Here we go: WWDC is imminent. The premiere event on Apple’s summer—if not yearly—calendar is a time for us to learn what’s in store for Apple’s software platforms over the next 12 months. Last week, I ran down some features I’ve been hoping to see in a macOS update. This time around, I thought I’d collect some thoughts on what I hope for in the rest of Apple’s platforms, from the big to the small.
Even with all the attention I gave to macOS last week, it’s clear that iOS is the star of the show; after all, Apple sells tens of millions of iOS devices every quarter.
These days, our iOS devices are amazingly capable. There’s little left that they can’t do, and my colleague Jason Snell has already provided a solid list of features that are still needed, even if not by most of the population.
While the capabilities of iOS aren’t in doubt, there’s a lot of room for refinement in the OS: making all those many things we can do easier, the experiences smoother. In essence, finding ways to make the time we spend using our phone more pleasant and less obtrusive. Among the options here might be reducing the number or frequency of notifications, and, as has been rumored, providing statistics to help us keep better track of what we’re using our devices for and how much time we’re spending on them.

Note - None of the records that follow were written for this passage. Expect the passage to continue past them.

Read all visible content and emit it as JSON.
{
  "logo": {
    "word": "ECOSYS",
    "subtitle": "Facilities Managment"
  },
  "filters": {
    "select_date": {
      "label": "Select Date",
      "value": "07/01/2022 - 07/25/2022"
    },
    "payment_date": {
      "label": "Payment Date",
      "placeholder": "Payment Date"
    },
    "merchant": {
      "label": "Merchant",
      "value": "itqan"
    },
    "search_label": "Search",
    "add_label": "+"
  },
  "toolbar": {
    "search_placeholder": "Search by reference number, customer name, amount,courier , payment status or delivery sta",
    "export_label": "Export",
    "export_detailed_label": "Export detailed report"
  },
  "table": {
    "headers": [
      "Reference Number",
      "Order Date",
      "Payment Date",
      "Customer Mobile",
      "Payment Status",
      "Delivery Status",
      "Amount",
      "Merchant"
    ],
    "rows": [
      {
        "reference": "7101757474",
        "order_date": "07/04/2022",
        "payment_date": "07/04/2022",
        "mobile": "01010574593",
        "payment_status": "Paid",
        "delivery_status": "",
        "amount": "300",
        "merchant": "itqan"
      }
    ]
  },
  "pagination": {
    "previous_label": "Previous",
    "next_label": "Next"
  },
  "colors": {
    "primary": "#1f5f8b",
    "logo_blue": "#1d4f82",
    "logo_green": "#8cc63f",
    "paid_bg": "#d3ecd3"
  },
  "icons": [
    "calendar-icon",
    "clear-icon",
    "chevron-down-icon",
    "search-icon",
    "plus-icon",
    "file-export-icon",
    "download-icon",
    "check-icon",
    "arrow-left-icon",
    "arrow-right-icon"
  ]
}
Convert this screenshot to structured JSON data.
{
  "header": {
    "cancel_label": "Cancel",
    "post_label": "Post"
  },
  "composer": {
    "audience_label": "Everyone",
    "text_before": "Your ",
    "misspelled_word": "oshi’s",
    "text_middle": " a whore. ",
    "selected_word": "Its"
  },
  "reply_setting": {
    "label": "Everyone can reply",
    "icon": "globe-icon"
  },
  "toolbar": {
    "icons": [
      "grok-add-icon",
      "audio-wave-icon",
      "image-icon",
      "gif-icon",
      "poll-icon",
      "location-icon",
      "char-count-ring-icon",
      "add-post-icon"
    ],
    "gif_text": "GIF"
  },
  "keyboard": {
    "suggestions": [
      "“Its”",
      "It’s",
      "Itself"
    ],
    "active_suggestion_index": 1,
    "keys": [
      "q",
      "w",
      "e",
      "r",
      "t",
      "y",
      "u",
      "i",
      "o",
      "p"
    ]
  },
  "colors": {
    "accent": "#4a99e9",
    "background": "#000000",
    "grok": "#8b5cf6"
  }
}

A few of iOS’s features have gotten a bit long in the tooth and could use a refresh as well. Though reports have suggested that a major overhaul of the homescreen might have to wait until iOS 13, perhaps it’s finally time for Apple to find a way to streamline or improve the contextual menus that provide features like copy and paste. Oftentimes they require paging through a couple of screens of options before finding the right ones. Perhaps Apple’s 3D Touch could find a better outlet for its functionality here.
I’d also like to see a makeover of Apple’s Share sheets, which strike me as overloaded and a bit cumbersome: again, finding the right options can be a pain, and having two rows of icons for apps and other functions seems confusing.
Finally, a small plea from this iPhone X owner: let us banish the home-button-replacement bar that shows up at the bottom of every single screen—it gets annoying after a few months.
Apple’s set-top box is a capable streamer, and the 4K version is no slouch in its support for a variety of video formats and streaming services, though there are one or two missing: support for Dolby Atmos is one thing some consumers will be looking for from the next version of tvOS.
In addition, it would be nice to see a little more integration with the rest of Apple’s lineup: Siri in iOS 11.4 lets you now tell music or a podcast to play on an Apple TV via AirPlay, but that functionality doesn’t extend to watching video, launching apps, or otherwise controlling the device. Being able to control an Apple TV via “Hey Siri” on an iPhone or a HomePod would be a handy way to use the set-top box when you inevitably misplace the Siri Remote.
And one feature I’d personally love to have: a profile system. Some apps, like Hulu and Netflix, already offer easy ways to maintain two separate viewing profiles for households with multiple users, but it would be great if there was one simple way to switch back and forth systemwide—maybe even by authenticating with your iPhone or Apple Watch!
Speaking of the Apple Watch, the company’s wearable has continued to improve each year, in large part because of Apple’s repeated refinement of watchOS. Last year brought improvements to Activity tracking, workouts, and health features, so what does this year hold?
One of the biggest areas of promise in watchOS 4 was, to my mind, the Siri watchface that Apple released, which attempted to proactively surface relevant information when you needed it, rather than waiting for you to manually summon it. Between this and notifications, that strikes me as the direction the watch should go: information that’s important, delivered when you need it. But the Siri watchface wasn’t quite as useful as I’d hoped, in part because of the information it chose to highlight. I’m hoping for a refined version this year.
On the watchface front, it also seems like it’s about time for Apple to open up creating watchfaces to the developer community. Third-party apps on the Watch have largely been lackluster, because nobody wants to spend that much time tapping on their wrist. Watchfaces provide the best opportunity to deliver information in a compact and efficient manner, and there should be more customization options available to users.
One more feature I’d like to see? Rumor has it iOS 12 may open up more NFC features for the iPhone, including use as a transit card; I’d like to see the same improvement for the Apple Watch, even if only in future versions of the hardware. While widespread adoption would take some time, the ability to some day tap my Apple Watch to board the subway sounds absolutely delightful.